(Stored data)
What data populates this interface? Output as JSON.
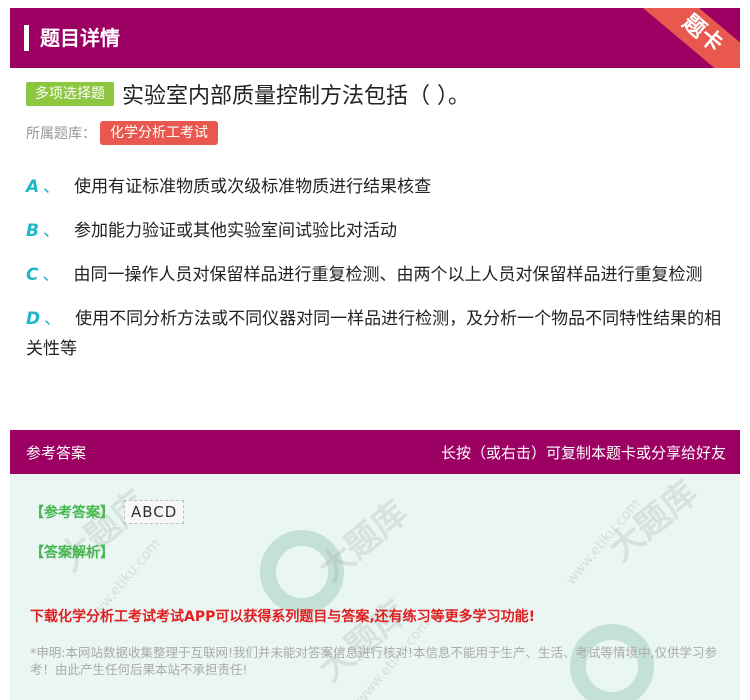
{
  "header": {
    "title": "题目详情",
    "ribbon": "题卡"
  },
  "question": {
    "type_badge": "多项选择题",
    "text": "实验室内部质量控制方法包括（ ）。",
    "library_label": "所属题库：",
    "library_name": "化学分析工考试"
  },
  "options": [
    {
      "letter": "A",
      "sep": "、",
      "text": "使用有证标准物质或次级标准物质进行结果核查"
    },
    {
      "letter": "B",
      "sep": "、",
      "text": "参加能力验证或其他实验室间试验比对活动"
    },
    {
      "letter": "C",
      "sep": "、",
      "text": "由同一操作人员对保留样品进行重复检测、由两个以上人员对保留样品进行重复检测"
    },
    {
      "letter": "D",
      "sep": "、",
      "text": "使用不同分析方法或不同仪器对同一样品进行检测，及分析一个物品不同特性结果的相关性等"
    }
  ],
  "answer_panel": {
    "header_left": "参考答案",
    "header_right": "长按（或右击）可复制本题卡或分享给好友",
    "answer_label": "【参考答案】",
    "answer_value": "ABCD",
    "analysis_label": "【答案解析】",
    "promo": "下载化学分析工考试考试APP可以获得系列题目与答案,还有练习等更多学习功能!",
    "disclaimer": "*申明:本网站数据收集整理于互联网!我们并未能对答案信息进行核对!本信息不能用于生产、生活、考试等情境中,仅供学习参考！由此产生任何后果本站不承担责任!"
  },
  "watermark": {
    "text": "大题库",
    "url": "www.etiku.com"
  },
  "colors": {
    "brand": "#9c0063",
    "accent_red": "#e8584e",
    "badge_green": "#8dc63f",
    "option_letter": "#1fb6c6",
    "answer_green": "#45b74e"
  }
}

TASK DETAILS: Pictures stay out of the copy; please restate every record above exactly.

FINAL ANSWER:
What data populates this interface? Output as JSON.
{
  "header": {
    "title": "题目详情",
    "ribbon": "题卡"
  },
  "question": {
    "type_badge": "多项选择题",
    "text": "实验室内部质量控制方法包括（ ）。",
    "library_label": "所属题库：",
    "library_name": "化学分析工考试"
  },
  "options": [
    {
      "letter": "A",
      "sep": "、",
      "text": "使用有证标准物质或次级标准物质进行结果核查"
    },
    {
      "letter": "B",
      "sep": "、",
      "text": "参加能力验证或其他实验室间试验比对活动"
    },
    {
      "letter": "C",
      "sep": "、",
      "text": "由同一操作人员对保留样品进行重复检测、由两个以上人员对保留样品进行重复检测"
    },
    {
      "letter": "D",
      "sep": "、",
      "text": "使用不同分析方法或不同仪器对同一样品进行检测，及分析一个物品不同特性结果的相关性等"
    }
  ],
  "answer_panel": {
    "header_left": "参考答案",
    "header_right": "长按（或右击）可复制本题卡或分享给好友",
    "answer_label": "【参考答案】",
    "answer_value": "ABCD",
    "analysis_label": "【答案解析】",
    "promo": "下载化学分析工考试考试APP可以获得系列题目与答案,还有练习等更多学习功能!",
    "disclaimer": "*申明:本网站数据收集整理于互联网!我们并未能对答案信息进行核对!本信息不能用于生产、生活、考试等情境中,仅供学习参考！由此产生任何后果本站不承担责任!"
  },
  "watermark": {
    "text": "大题库",
    "url": "www.etiku.com"
  },
  "colors": {
    "brand": "#9c0063",
    "accent_red": "#e8584e",
    "badge_green": "#8dc63f",
    "option_letter": "#1fb6c6",
    "answer_green": "#45b74e"
  }
}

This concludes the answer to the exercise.